From beginning to end, “New Car” is a relentless examination of Elizabeth and Philip’s state of mind, contrasted no better than when Elizabeth lets Lucia (a KGB agent) die for ‘the cause’, where Philip is openly reluctant to make the same decision later on with a frightened truck driver. Where Philip is buying American muscle cars and doing his best to “enjoy” his time in America (less an “enjoyment” than a “desperate fantasy”, really), Elizabeth’s shown a steadfast dedication to a mission she barely understands anymore – as The Americans digs further into stealth technology and ARPANET, our prized KGB agents are becoming increasingly overwhelmed with the fundamental changes in technology as America moves closer and closer to the modern warfare we’ve unfortunately become familiar with the last few decades (a particularly cringe-worthy scene is Reagan’s speech, talking about prioritizing national defense budgets over having a balanced budget, an ideal that reverberates in our own reality).

What’s important is the professional dichotomy between Elizabeth and Philip; as the two of them appear to be growing closer behind doors (“I just want you to be happy”, Elizabeth tells Philip at one point), their world views couldn’t be growing further apart. Elizabeth may not have lost her sense of purpose, but she certainly must be feeling the loss of her husband as a focused, dedicated ally: the more time he spends in America, the more it becomes clear he wishes the country would just swallow him whole and never let him leave. Cars, rock music, video games… as the Russian mission becomes more blurry and blood-soaked, Philip’s desperate attempts at integration are driving a wedge between himself and his wife. For better or worse, Philip’s becoming the father of his children (that is, an AMERICAN father), isolating Elizabeth even further from the country she dedicated her life to, sacrificing her moral compass and stranding her alone in a strange land, separated from a family who is becoming everything she promised to fight against.
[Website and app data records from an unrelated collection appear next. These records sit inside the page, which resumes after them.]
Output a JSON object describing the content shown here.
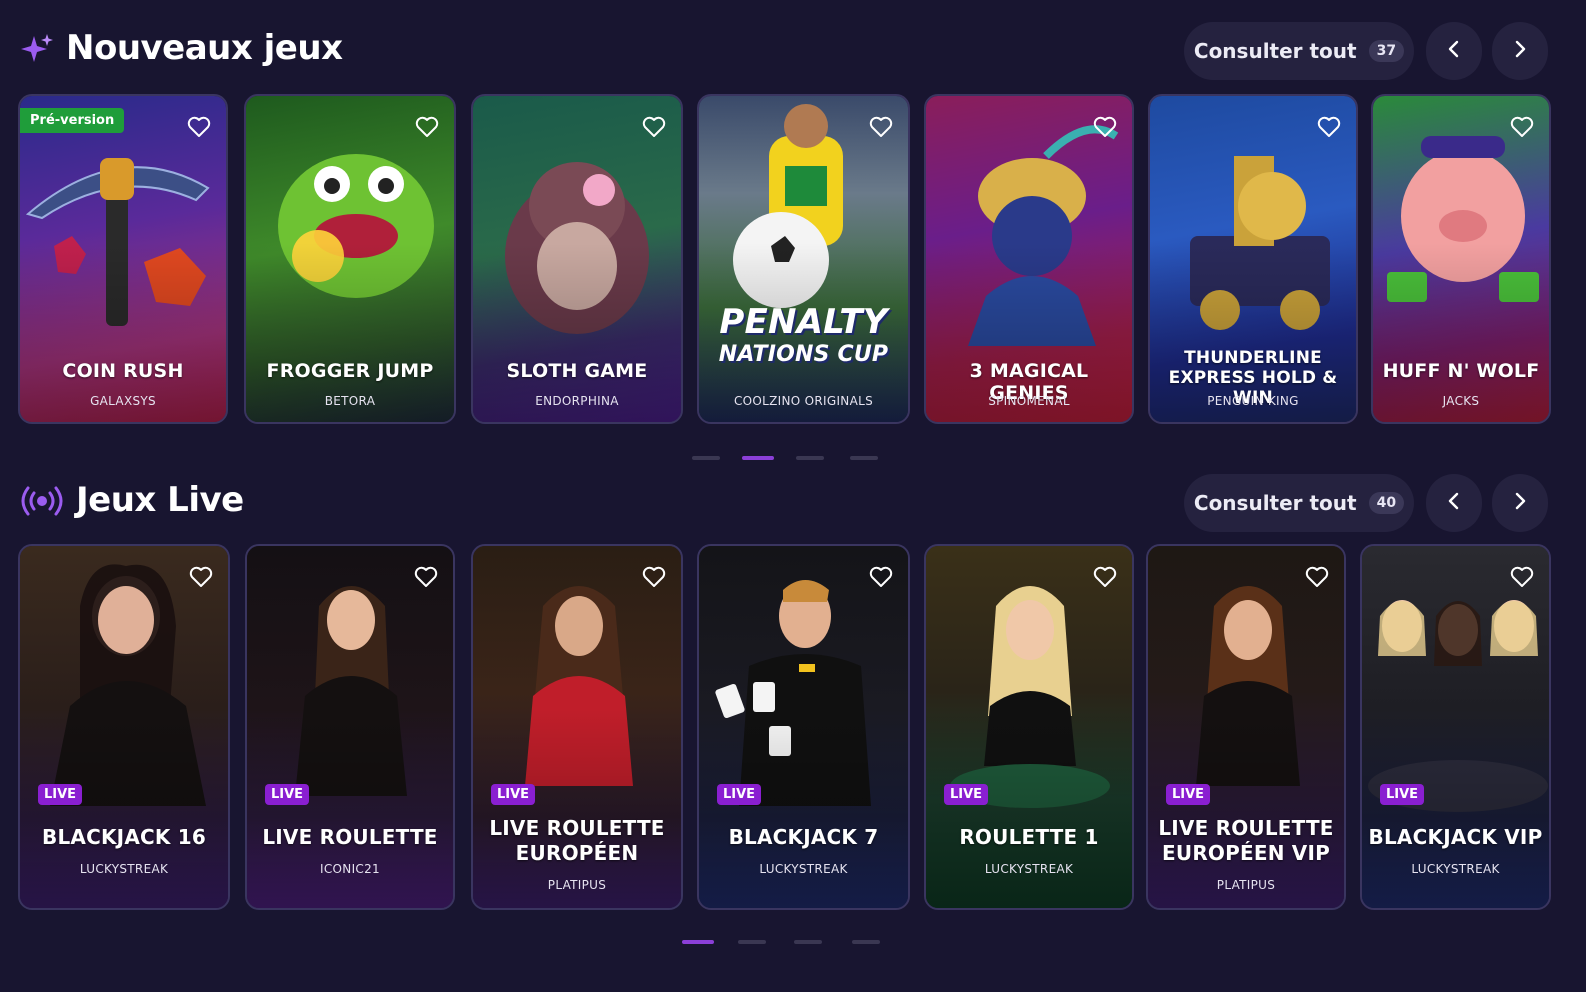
{
  "new_games": {
    "title": "Nouveaux jeux",
    "view_all_label": "Consulter tout",
    "view_all_count": "37",
    "icon": "sparkle-icon",
    "cards": [
      {
        "title": "Coin Rush",
        "provider": "GALAXSYS",
        "badge": "Pré-version"
      },
      {
        "title": "Frogger Jump",
        "provider": "BETORA"
      },
      {
        "title": "Sloth Game",
        "provider": "ENDORPHINA"
      },
      {
        "title": "",
        "provider": "COOLZINO ORIGINALS",
        "logo_line1": "PENALTY",
        "logo_line2": "NATIONS CUP"
      },
      {
        "title": "3 Magical Genies",
        "provider": "SPINOMENAL"
      },
      {
        "title": "Thunderline Express Hold & Win",
        "provider": "PENGUIN KING"
      },
      {
        "title": "Huff N' Wolf",
        "provider": "JACKS"
      }
    ],
    "pager": {
      "pages": 4,
      "active": 2
    }
  },
  "live_games": {
    "title": "Jeux Live",
    "view_all_label": "Consulter tout",
    "view_all_count": "40",
    "icon": "broadcast-icon",
    "badge_label": "LIVE",
    "cards": [
      {
        "title": "Blackjack 16",
        "provider": "LUCKYSTREAK"
      },
      {
        "title": "Live Roulette",
        "provider": "ICONIC21"
      },
      {
        "title": "Live Roulette Européen",
        "provider": "PLATIPUS"
      },
      {
        "title": "Blackjack 7",
        "provider": "LUCKYSTREAK"
      },
      {
        "title": "Roulette 1",
        "provider": "LUCKYSTREAK"
      },
      {
        "title": "Live Roulette Européen VIP",
        "provider": "PLATIPUS"
      },
      {
        "title": "Blackjack VIP",
        "provider": "LUCKYSTREAK"
      }
    ],
    "pager": {
      "pages": 4,
      "active": 1
    }
  },
  "colors": {
    "background": "#181530",
    "accent": "#8b3fd8",
    "live_badge": "#8a1fd1",
    "prerelease_badge": "#1f9d3a"
  }
}
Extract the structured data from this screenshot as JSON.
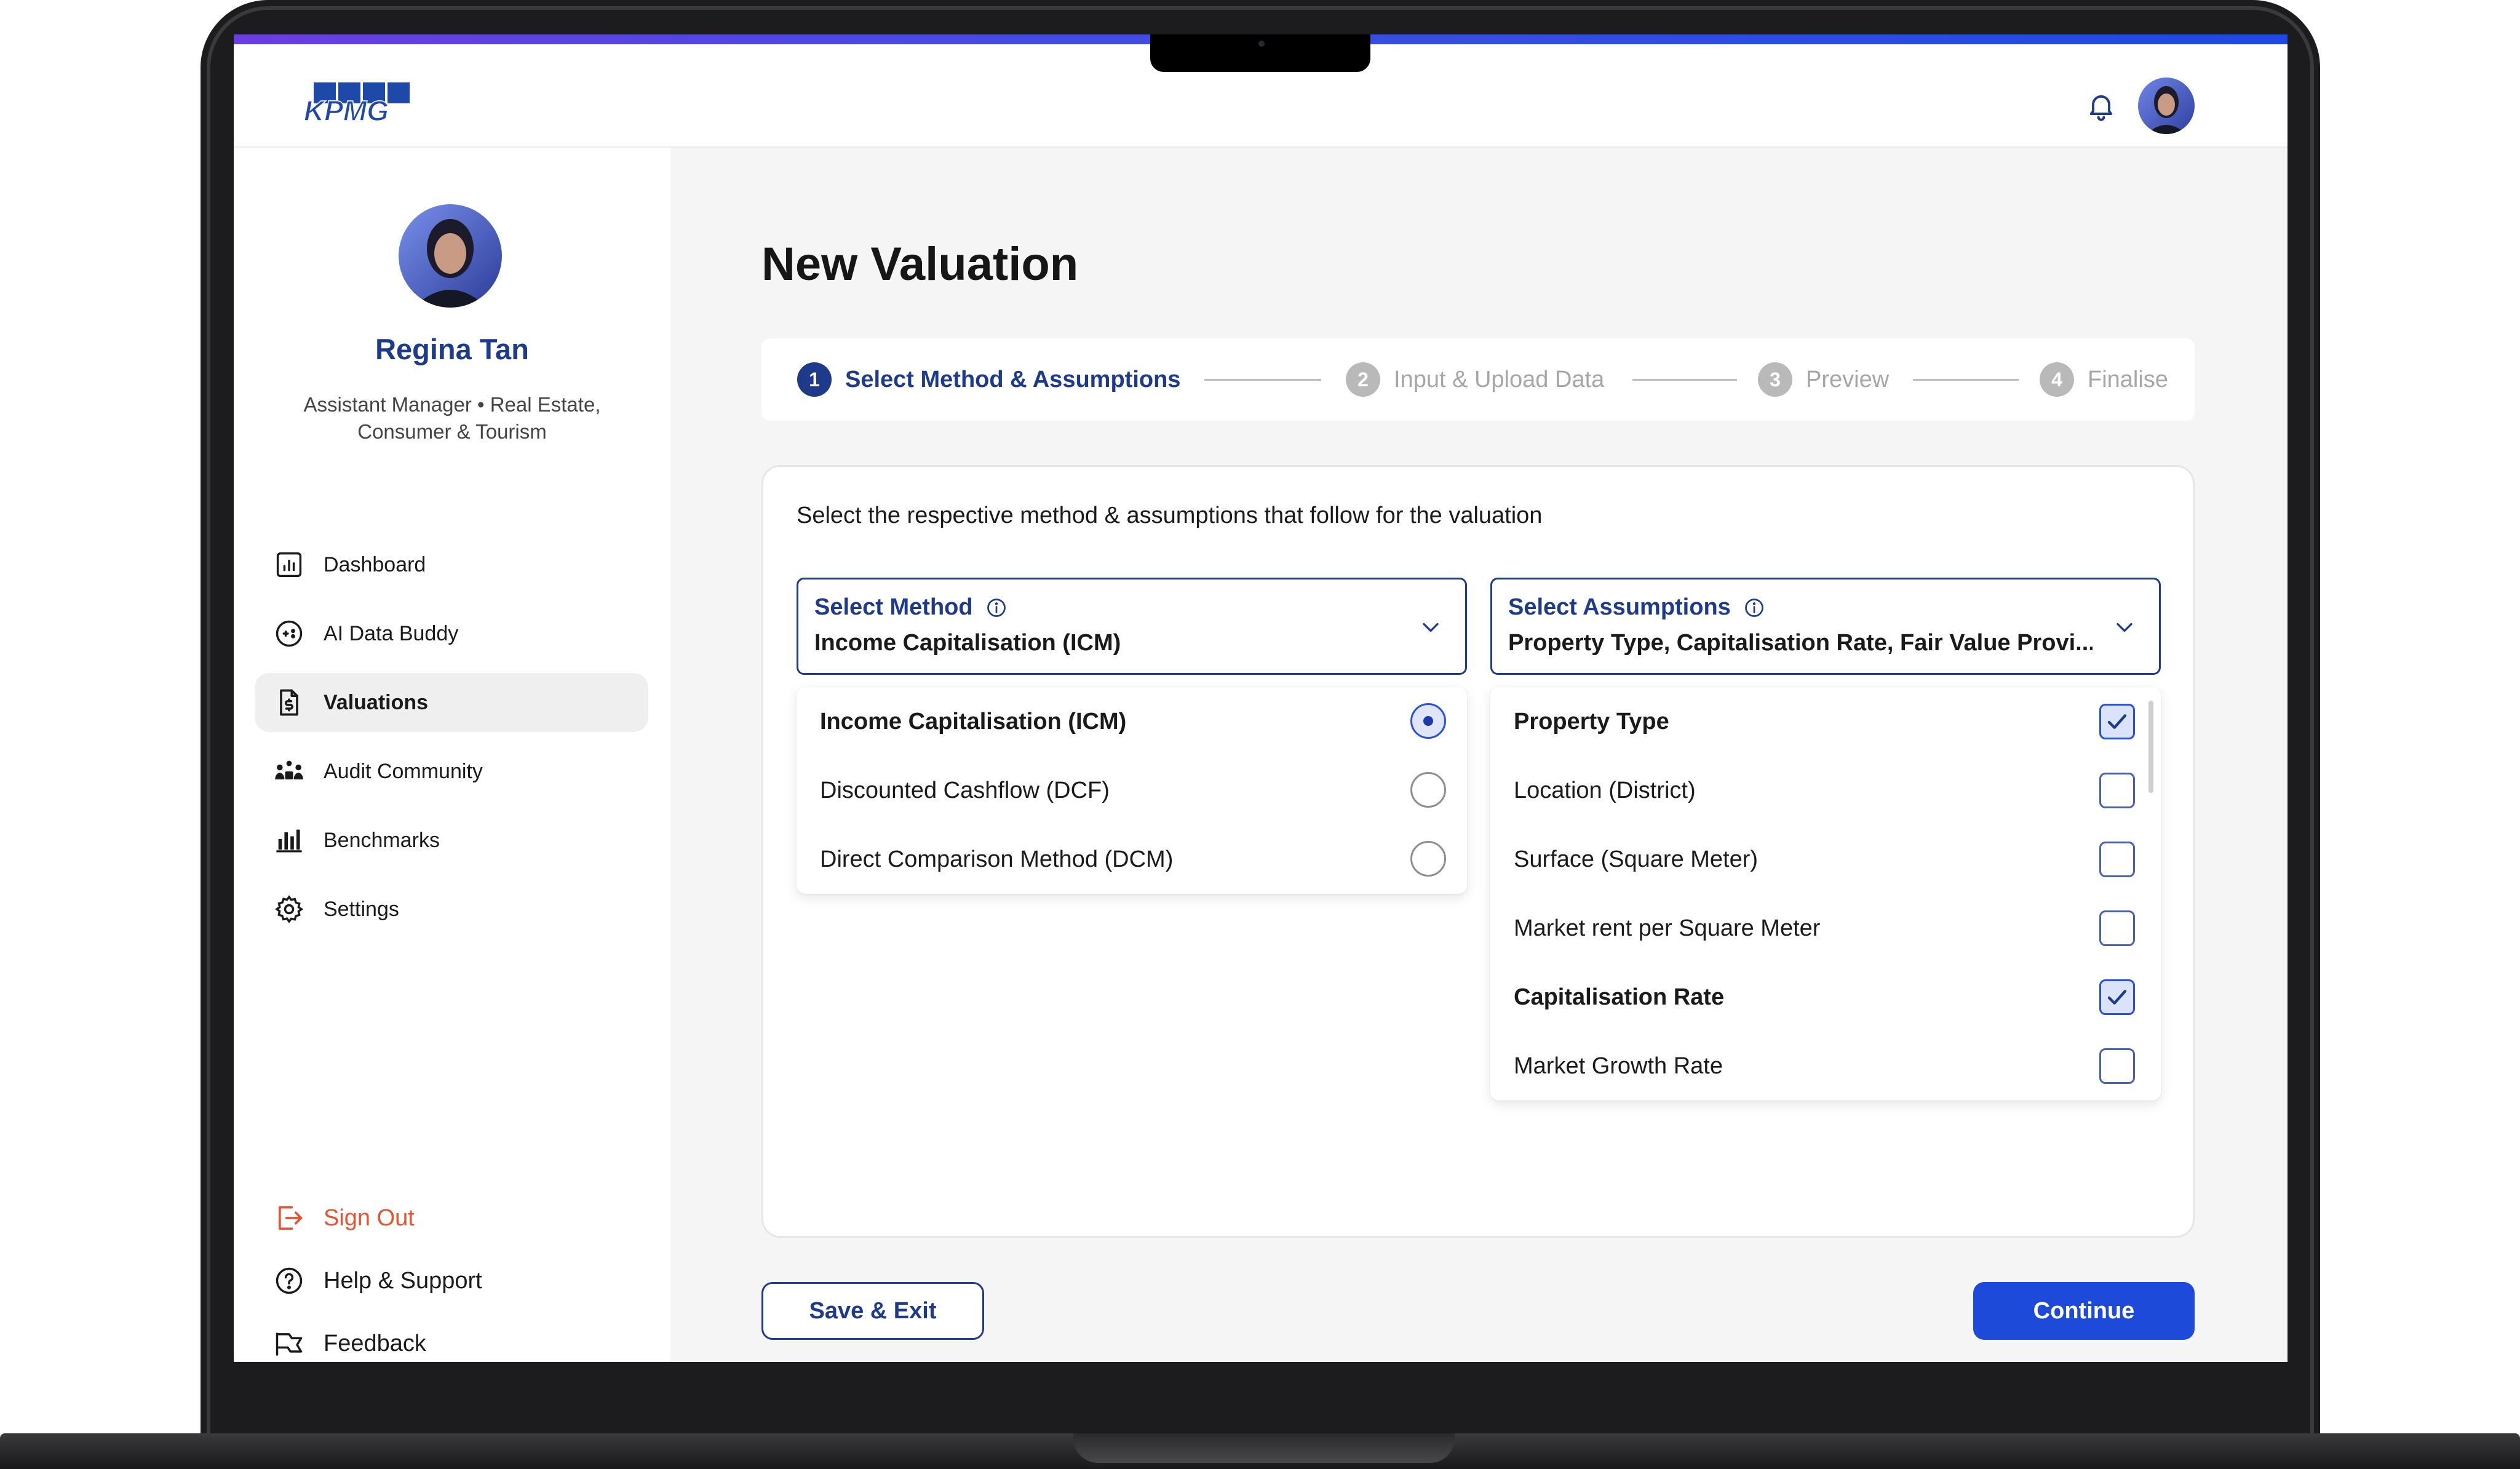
{
  "brand": {
    "logo_text": "KPMG",
    "accent": "#1e3a8a",
    "primary": "#1d4ad8",
    "signout_color": "#e5532f"
  },
  "header": {
    "notification_icon": "bell-icon"
  },
  "profile": {
    "name": "Regina Tan",
    "role": "Assistant Manager • Real Estate, Consumer & Tourism"
  },
  "sidebar": {
    "items": [
      {
        "label": "Dashboard",
        "icon": "chart-icon"
      },
      {
        "label": "AI Data Buddy",
        "icon": "ai-icon"
      },
      {
        "label": "Valuations",
        "icon": "document-dollar-icon",
        "active": true
      },
      {
        "label": "Audit Community",
        "icon": "community-icon"
      },
      {
        "label": "Benchmarks",
        "icon": "bar-chart-icon"
      },
      {
        "label": "Settings",
        "icon": "gear-icon"
      }
    ],
    "bottom": [
      {
        "label": "Sign Out",
        "icon": "sign-out-icon"
      },
      {
        "label": "Help & Support",
        "icon": "help-icon"
      },
      {
        "label": "Feedback",
        "icon": "megaphone-icon"
      }
    ]
  },
  "main": {
    "title": "New Valuation",
    "steps": [
      {
        "num": "1",
        "label": "Select Method & Assumptions",
        "active": true
      },
      {
        "num": "2",
        "label": "Input & Upload Data"
      },
      {
        "num": "3",
        "label": "Preview"
      },
      {
        "num": "4",
        "label": "Finalise"
      }
    ],
    "instructions": "Select the respective method & assumptions that follow for the valuation",
    "method": {
      "label": "Select Method",
      "value": "Income Capitalisation (ICM)",
      "options": [
        {
          "label": "Income Capitalisation (ICM)",
          "selected": true
        },
        {
          "label": "Discounted Cashflow (DCF)",
          "selected": false
        },
        {
          "label": "Direct Comparison Method (DCM)",
          "selected": false
        }
      ]
    },
    "assumptions": {
      "label": "Select Assumptions",
      "value": "Property Type, Capitalisation Rate, Fair Value Provi...",
      "options": [
        {
          "label": "Property Type",
          "checked": true
        },
        {
          "label": "Location (District)",
          "checked": false
        },
        {
          "label": "Surface (Square Meter)",
          "checked": false
        },
        {
          "label": "Market rent per Square Meter",
          "checked": false
        },
        {
          "label": "Capitalisation Rate",
          "checked": true
        },
        {
          "label": "Market Growth Rate",
          "checked": false
        }
      ]
    },
    "buttons": {
      "save_exit": "Save & Exit",
      "continue": "Continue"
    }
  }
}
There are a few other interesting things going on in “New Car” – Stan’s frustrations with his own government provide a nice parallel to the Jennings, both parties being forced to work with entities they’d rather just put six feet in the ground (and more so, the difference between the ever-patient US government, and the hasty, scrambling Russians) – but Peter Ackerman’s script is at its most revealing and fascinating when it’s examining Philip and Elizabeth in their environments alone. Elizabeth’s face while she watches the life fade from Lucia’s eyes, is as powerful a moment when Philip returns to his shiny, new car after getting the news from Kate that 160 men died from intel they gathered; although one is only willing to admit it at the moment, neither of them are “enjoying” the lives they’re living, which are light years away from the war of ideologies and vengeance that Lucia wanted to play. In a world full of gray where nobody can trust anybody, all the Jennings have left are each other – and as their values become further compromised, it’s only a matter of time before the growing dissonance between them crescendos.


Other thoughts/observations:

– Oleg’s character is really growing on me, thanks to Costa Ronin’s performance, which finds a vein of authenticity through the many layers of Oleg’s “counterintelligence” plan that is really appealing. Having scenes with Noah Emmerich certainly doesn’t hurt: the two have a fantastic chemistry that’s on full display as they stand in front of pinball machines negotiating.

– ok, so the ending is a bit heavy-handed, but Russel and Rhys’ reactions to Henry’s “I’m a good person!” are (as always) terrific.

– where the fuck is Paige?

– real 1980s commericals? The Americans’ dedication to period authenticity warms my insides.


— Randy